[[ DATA FOR THIS EXERCISE, beginning ]]

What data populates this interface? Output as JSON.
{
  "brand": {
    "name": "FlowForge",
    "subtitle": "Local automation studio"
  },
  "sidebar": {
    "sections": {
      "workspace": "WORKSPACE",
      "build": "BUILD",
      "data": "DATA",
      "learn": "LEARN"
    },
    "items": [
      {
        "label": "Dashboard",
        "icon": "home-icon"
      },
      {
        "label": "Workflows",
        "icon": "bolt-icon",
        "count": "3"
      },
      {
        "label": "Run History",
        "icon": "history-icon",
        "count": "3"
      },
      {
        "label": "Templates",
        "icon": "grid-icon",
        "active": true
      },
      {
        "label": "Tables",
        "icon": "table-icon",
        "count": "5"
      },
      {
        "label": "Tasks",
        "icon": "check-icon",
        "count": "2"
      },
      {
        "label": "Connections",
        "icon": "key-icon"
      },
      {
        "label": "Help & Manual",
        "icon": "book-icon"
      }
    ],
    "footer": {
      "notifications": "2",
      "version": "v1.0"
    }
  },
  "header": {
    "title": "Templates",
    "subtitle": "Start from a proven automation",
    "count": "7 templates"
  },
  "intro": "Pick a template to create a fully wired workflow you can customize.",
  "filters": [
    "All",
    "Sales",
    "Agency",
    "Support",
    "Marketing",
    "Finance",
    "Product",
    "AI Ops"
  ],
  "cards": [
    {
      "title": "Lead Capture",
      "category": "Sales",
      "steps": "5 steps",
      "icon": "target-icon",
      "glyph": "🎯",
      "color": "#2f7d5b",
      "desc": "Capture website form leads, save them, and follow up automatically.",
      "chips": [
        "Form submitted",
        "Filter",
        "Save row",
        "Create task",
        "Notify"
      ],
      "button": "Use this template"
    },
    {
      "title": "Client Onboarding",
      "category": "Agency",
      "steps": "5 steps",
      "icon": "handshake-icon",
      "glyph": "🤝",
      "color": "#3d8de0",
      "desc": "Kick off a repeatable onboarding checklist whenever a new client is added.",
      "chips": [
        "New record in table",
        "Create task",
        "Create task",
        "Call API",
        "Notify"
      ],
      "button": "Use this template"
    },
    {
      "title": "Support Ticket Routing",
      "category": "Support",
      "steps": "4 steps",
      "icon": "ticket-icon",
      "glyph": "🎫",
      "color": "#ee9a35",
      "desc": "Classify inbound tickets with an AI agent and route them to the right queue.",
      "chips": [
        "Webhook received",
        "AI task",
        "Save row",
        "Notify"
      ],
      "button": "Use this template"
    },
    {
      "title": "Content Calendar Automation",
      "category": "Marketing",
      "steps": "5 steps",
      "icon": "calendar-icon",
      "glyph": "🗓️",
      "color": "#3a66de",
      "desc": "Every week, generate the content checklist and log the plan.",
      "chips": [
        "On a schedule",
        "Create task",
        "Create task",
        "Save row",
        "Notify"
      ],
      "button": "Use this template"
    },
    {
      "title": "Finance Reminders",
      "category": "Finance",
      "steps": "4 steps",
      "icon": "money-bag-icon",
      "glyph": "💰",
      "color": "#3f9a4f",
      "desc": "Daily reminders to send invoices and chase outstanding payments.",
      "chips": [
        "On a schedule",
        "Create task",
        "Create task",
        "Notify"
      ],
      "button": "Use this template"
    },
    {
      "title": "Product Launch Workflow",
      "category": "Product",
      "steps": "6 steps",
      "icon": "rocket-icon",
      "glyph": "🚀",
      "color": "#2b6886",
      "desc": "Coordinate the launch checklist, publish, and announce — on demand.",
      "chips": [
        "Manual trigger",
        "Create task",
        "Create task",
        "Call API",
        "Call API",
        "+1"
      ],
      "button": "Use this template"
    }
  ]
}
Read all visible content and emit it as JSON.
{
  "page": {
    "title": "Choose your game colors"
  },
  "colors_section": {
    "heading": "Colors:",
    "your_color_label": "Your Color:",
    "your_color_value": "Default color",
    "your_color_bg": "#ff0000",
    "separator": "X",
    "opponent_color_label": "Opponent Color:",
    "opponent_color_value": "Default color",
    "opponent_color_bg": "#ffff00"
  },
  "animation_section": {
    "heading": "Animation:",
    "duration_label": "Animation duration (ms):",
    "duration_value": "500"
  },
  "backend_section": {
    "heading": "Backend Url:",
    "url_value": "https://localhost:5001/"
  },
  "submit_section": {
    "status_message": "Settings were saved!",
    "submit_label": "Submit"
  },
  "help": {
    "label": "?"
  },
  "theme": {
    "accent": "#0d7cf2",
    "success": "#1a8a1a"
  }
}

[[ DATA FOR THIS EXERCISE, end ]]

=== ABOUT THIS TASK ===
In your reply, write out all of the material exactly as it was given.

=== ANSWER TO THE PROBLEM ===
What data populates this interface? Output as JSON.
{
  "brand": {
    "name": "FlowForge",
    "subtitle": "Local automation studio"
  },
  "sidebar": {
    "sections": {
      "workspace": "WORKSPACE",
      "build": "BUILD",
      "data": "DATA",
      "learn": "LEARN"
    },
    "items": [
      {
        "label": "Dashboard",
        "icon": "home-icon"
      },
      {
        "label": "Workflows",
        "icon": "bolt-icon",
        "count": "3"
      },
      {
        "label": "Run History",
        "icon": "history-icon",
        "count": "3"
      },
      {
        "label": "Templates",
        "icon": "grid-icon",
        "active": true
      },
      {
        "label": "Tables",
        "icon": "table-icon",
        "count": "5"
      },
      {
        "label": "Tasks",
        "icon": "check-icon",
        "count": "2"
      },
      {
        "label": "Connections",
        "icon": "key-icon"
      },
      {
        "label": "Help & Manual",
        "icon": "book-icon"
      }
    ],
    "footer": {
      "notifications": "2",
      "version": "v1.0"
    }
  },
  "header": {
    "title": "Templates",
    "subtitle": "Start from a proven automation",
    "count": "7 templates"
  },
  "intro": "Pick a template to create a fully wired workflow you can customize.",
  "filters": [
    "All",
    "Sales",
    "Agency",
    "Support",
    "Marketing",
    "Finance",
    "Product",
    "AI Ops"
  ],
  "cards": [
    {
      "title": "Lead Capture",
      "category": "Sales",
      "steps": "5 steps",
      "icon": "target-icon",
      "glyph": "🎯",
      "color": "#2f7d5b",
      "desc": "Capture website form leads, save them, and follow up automatically.",
      "chips": [
        "Form submitted",
        "Filter",
        "Save row",
        "Create task",
        "Notify"
      ],
      "button": "Use this template"
    },
    {
      "title": "Client Onboarding",
      "category": "Agency",
      "steps": "5 steps",
      "icon": "handshake-icon",
      "glyph": "🤝",
      "color": "#3d8de0",
      "desc": "Kick off a repeatable onboarding checklist whenever a new client is added.",
      "chips": [
        "New record in table",
        "Create task",
        "Create task",
        "Call API",
        "Notify"
      ],
      "button": "Use this template"
    },
    {
      "title": "Support Ticket Routing",
      "category": "Support",
      "steps": "4 steps",
      "icon": "ticket-icon",
      "glyph": "🎫",
      "color": "#ee9a35",
      "desc": "Classify inbound tickets with an AI agent and route them to the right queue.",
      "chips": [
        "Webhook received",
        "AI task",
        "Save row",
        "Notify"
      ],
      "button": "Use this template"
    },
    {
      "title": "Content Calendar Automation",
      "category": "Marketing",
      "steps": "5 steps",
      "icon": "calendar-icon",
      "glyph": "🗓️",
      "color": "#3a66de",
      "desc": "Every week, generate the content checklist and log the plan.",
      "chips": [
        "On a schedule",
        "Create task",
        "Create task",
        "Save row",
        "Notify"
      ],
      "button": "Use this template"
    },
    {
      "title": "Finance Reminders",
      "category": "Finance",
      "steps": "4 steps",
      "icon": "money-bag-icon",
      "glyph": "💰",
      "color": "#3f9a4f",
      "desc": "Daily reminders to send invoices and chase outstanding payments.",
      "chips": [
        "On a schedule",
        "Create task",
        "Create task",
        "Notify"
      ],
      "button": "Use this template"
    },
    {
      "title": "Product Launch Workflow",
      "category": "Product",
      "steps": "6 steps",
      "icon": "rocket-icon",
      "glyph": "🚀",
      "color": "#2b6886",
      "desc": "Coordinate the launch checklist, publish, and announce — on demand.",
      "chips": [
        "Manual trigger",
        "Create task",
        "Create task",
        "Call API",
        "Call API",
        "+1"
      ],
      "button": "Use this template"
    }
  ]
}
Read all visible content and emit it as JSON.
{
  "page": {
    "title": "Choose your game colors"
  },
  "colors_section": {
    "heading": "Colors:",
    "your_color_label": "Your Color:",
    "your_color_value": "Default color",
    "your_color_bg": "#ff0000",
    "separator": "X",
    "opponent_color_label": "Opponent Color:",
    "opponent_color_value": "Default color",
    "opponent_color_bg": "#ffff00"
  },
  "animation_section": {
    "heading": "Animation:",
    "duration_label": "Animation duration (ms):",
    "duration_value": "500"
  },
  "backend_section": {
    "heading": "Backend Url:",
    "url_value": "https://localhost:5001/"
  },
  "submit_section": {
    "status_message": "Settings were saved!",
    "submit_label": "Submit"
  },
  "help": {
    "label": "?"
  },
  "theme": {
    "accent": "#0d7cf2",
    "success": "#1a8a1a"
  }
}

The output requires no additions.